There is no better way to describe the Irish people than with this saying, which means “100,000 welcomes”.   From our first time stepping onto the AirCoach (or Blue Bus as the locals call it) to our last walk through the airport security, the experience was something that I would never trade or forget.

From day one we were constantly busy, immersing ourselves into the daily lives of the Irish and experiencing as much as we could.  UCD orientation was great, city centre walking tours and shopping trips allowed us to meet other students and become more comfortable in our surroundings before classes started.  Classes are much different than here at Stevens, mostly the sizes!  Here we are used to classes of 30-45 students (except those few lectures freshman year), but in Ireland there could be up to 200 students in your class!  There is much more lecturing and theoretical application than we are used to, but with our analytical minds it was easy to apply the lessons to my own life and even classes we are currently taking.

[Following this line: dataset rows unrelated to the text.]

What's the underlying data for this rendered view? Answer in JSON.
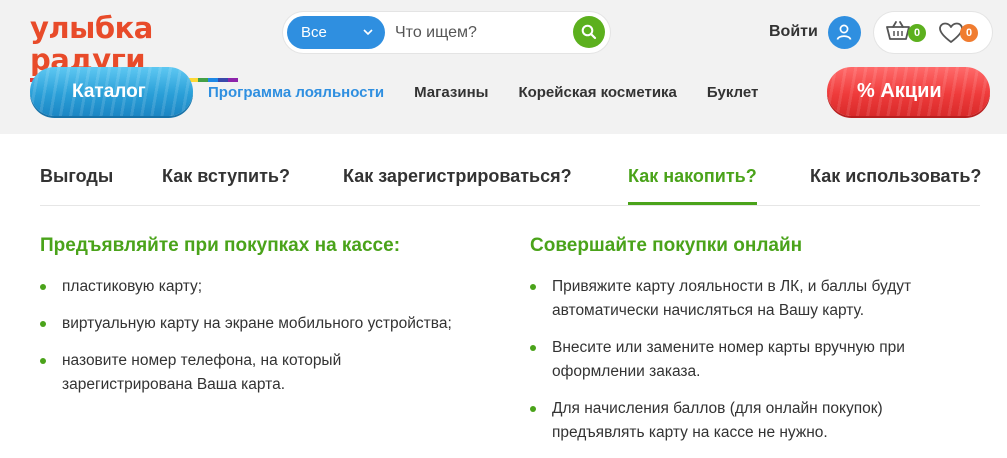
{
  "brand": {
    "logo_text": "улыбка радуги",
    "stripe_colors": [
      "#e53935",
      "#fb8c00",
      "#fdd835",
      "#43a047",
      "#1e88e5",
      "#3949ab",
      "#8e24aa"
    ]
  },
  "search": {
    "category": "Все",
    "placeholder": "Что ищем?"
  },
  "account": {
    "login_label": "Войти",
    "cart_count": "0",
    "favorites_count": "0"
  },
  "nav": {
    "catalog_label": "Каталог",
    "items": [
      {
        "label": "Программа лояльности",
        "active": true
      },
      {
        "label": "Магазины",
        "active": false
      },
      {
        "label": "Корейская косметика",
        "active": false
      },
      {
        "label": "Буклет",
        "active": false
      }
    ],
    "sale_label": "% Акции"
  },
  "tabs": [
    {
      "label": "Выгоды",
      "active": false
    },
    {
      "label": "Как вступить?",
      "active": false
    },
    {
      "label": "Как зарегистрироваться?",
      "active": false
    },
    {
      "label": "Как накопить?",
      "active": true
    },
    {
      "label": "Как использовать?",
      "active": false
    }
  ],
  "content": {
    "left": {
      "title": "Предъявляйте при покупках на кассе:",
      "items": [
        "пластиковую карту;",
        "виртуальную карту на экране мобильного устройства;",
        "назовите номер телефона, на который зарегистрирована Ваша карта."
      ]
    },
    "right": {
      "title": "Совершайте покупки онлайн",
      "items": [
        "Привяжите карту лояльности в ЛК, и баллы будут автоматически начисляться на Вашу карту.",
        "Внесите или замените номер карты вручную при оформлении заказа.",
        "Для начисления баллов (для онлайн покупок) предъявлять карту на кассе не нужно."
      ]
    }
  },
  "colors": {
    "accent_green": "#4aa31a",
    "accent_blue": "#2f8fe0",
    "sale_red": "#ef3b3b",
    "logo_orange": "#e84b2a"
  }
}
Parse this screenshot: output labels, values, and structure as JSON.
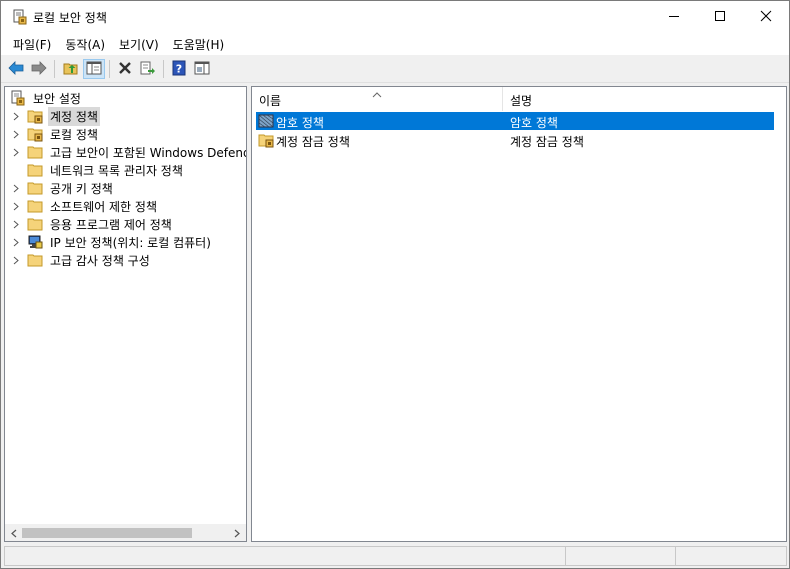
{
  "window": {
    "title": "로컬 보안 정책",
    "controls": {
      "minimize": "minimize-icon",
      "maximize": "maximize-icon",
      "close": "close-icon"
    }
  },
  "menu": {
    "items": [
      {
        "label": "파일(F)"
      },
      {
        "label": "동작(A)"
      },
      {
        "label": "보기(V)"
      },
      {
        "label": "도움말(H)"
      }
    ]
  },
  "toolbar": {
    "buttons": [
      {
        "icon": "back-arrow-icon"
      },
      {
        "icon": "forward-arrow-icon"
      },
      {
        "icon": "up-folder-icon"
      },
      {
        "icon": "show-hide-console-tree-icon"
      },
      {
        "icon": "delete-icon"
      },
      {
        "icon": "export-list-icon"
      },
      {
        "icon": "help-icon"
      },
      {
        "icon": "show-hide-action-pane-icon"
      }
    ]
  },
  "tree": {
    "root": {
      "label": "보안 설정"
    },
    "items": [
      {
        "label": "계정 정책",
        "selected": true,
        "icon": "folder-lock-icon"
      },
      {
        "label": "로컬 정책",
        "icon": "folder-lock-icon"
      },
      {
        "label": "고급 보안이 포함된 Windows Defend",
        "icon": "folder-icon"
      },
      {
        "label": "네트워크 목록 관리자 정책",
        "icon": "folder-icon"
      },
      {
        "label": "공개 키 정책",
        "icon": "folder-icon"
      },
      {
        "label": "소프트웨어 제한 정책",
        "icon": "folder-icon"
      },
      {
        "label": "응용 프로그램 제어 정책",
        "icon": "folder-icon"
      },
      {
        "label": "IP 보안 정책(위치: 로컬 컴퓨터)",
        "icon": "ip-security-icon"
      },
      {
        "label": "고급 감사 정책 구성",
        "icon": "folder-icon"
      }
    ]
  },
  "list": {
    "columns": [
      {
        "label": "이름"
      },
      {
        "label": "설명"
      }
    ],
    "rows": [
      {
        "name": "암호 정책",
        "description": "암호 정책",
        "selected": true,
        "icon": "policy-icon"
      },
      {
        "name": "계정 잠금 정책",
        "description": "계정 잠금 정책",
        "icon": "folder-lock-icon"
      }
    ]
  },
  "colors": {
    "selection": "#0078d7",
    "tree_selection": "#d9d9d9",
    "folder": "#f0c44c"
  }
}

The Quinn School (their business school) did a great job organizing events and trips for the study abroad students in the program.  We had trips to the Guinness Factory, Glendalough and Belfast as well as a dinner to the Arlington Hotel for traditional food and entertainment and a farewell dinner (again with traditional food and entertainment).  Along with our Irish History class we had even more opportunities to go on trips as well.  We visited a museum in town, Christ Church and Dublina to tie together our in-class learning with the history available within the city.  One of my favorite trips was to Kilmainham Gaol, which is Ireland’s most famous prison.  During the rebellion years (which were less than 100 years ago), the leaders of the IRB and other famous rebels were held in this prison.  Seeing the cells and getting to walk around the grounds was really interesting.  Fun fact, U2 filmed a music video there and many films have been filmed there as well.

Dublin is the largest city in the Republic of Ireland by far, although the smaller towns such as Galway and Cork are just as fun and exciting.  One of my favorite things to do in Dublin was to sit in St. Stephens Green with coffee and a bagel (or on warmer days an ice cream).  There are so many great places to lounge out but the area near the playground was my favorite, watching the little kids playing and having the group of people next to you playing music and singing is something that was calming and quickly became my favorite part of any week.  Through friends we made, we also discovered a fair on Thursdays and Fridays along the river that served amazing food (if you can’t already tell, I loved the food there).  We would go every week for the paella, steak sandwiches and amazing desserts.

Europe has a large sporting world that revolves around football (soccer to us), hurling and rugby.  There were many important events while we were there including the 6 Nations Rugby tournament between Ireland, England, Scotland, etc.  Watching the match with the locals was one of the greatest times I had during the four month span, this is where I got the greatest sense of nationalism, everyone was supportive of the nation (especially since I saw the Ireland/England match!).  The local rugby team is Leinster, they practice once a week at UCD and their home field was a short bus ride from campus, so it was common to run into a player.  A few of us went to a match in February, and then we became hooked on the game.  These games were always fun and we always had a fantastic time.  This is something that I have kept up with upon my return to the states, just a little reminder of the fun I had while studying abroad.

One thing that we all definitely took advantage of was the ability to travel.  With our class schedule we were able to take a fair amount of trips to other parts of Ireland and continental Europe.  Having the opportunity to travel and experience other cultures is one of the draws of the Study Abroad program; I got such an appreciation for others and have great memories from all over the world.

Going abroad was one of the best experiences I could have ever asked for.  Not only did I learn in the classroom but by meeting new people and doing things I never thought imaginable, I found that I have a new appreciation for things and have a greater understanding of the world.

Slán go foil! (Goodbye for now)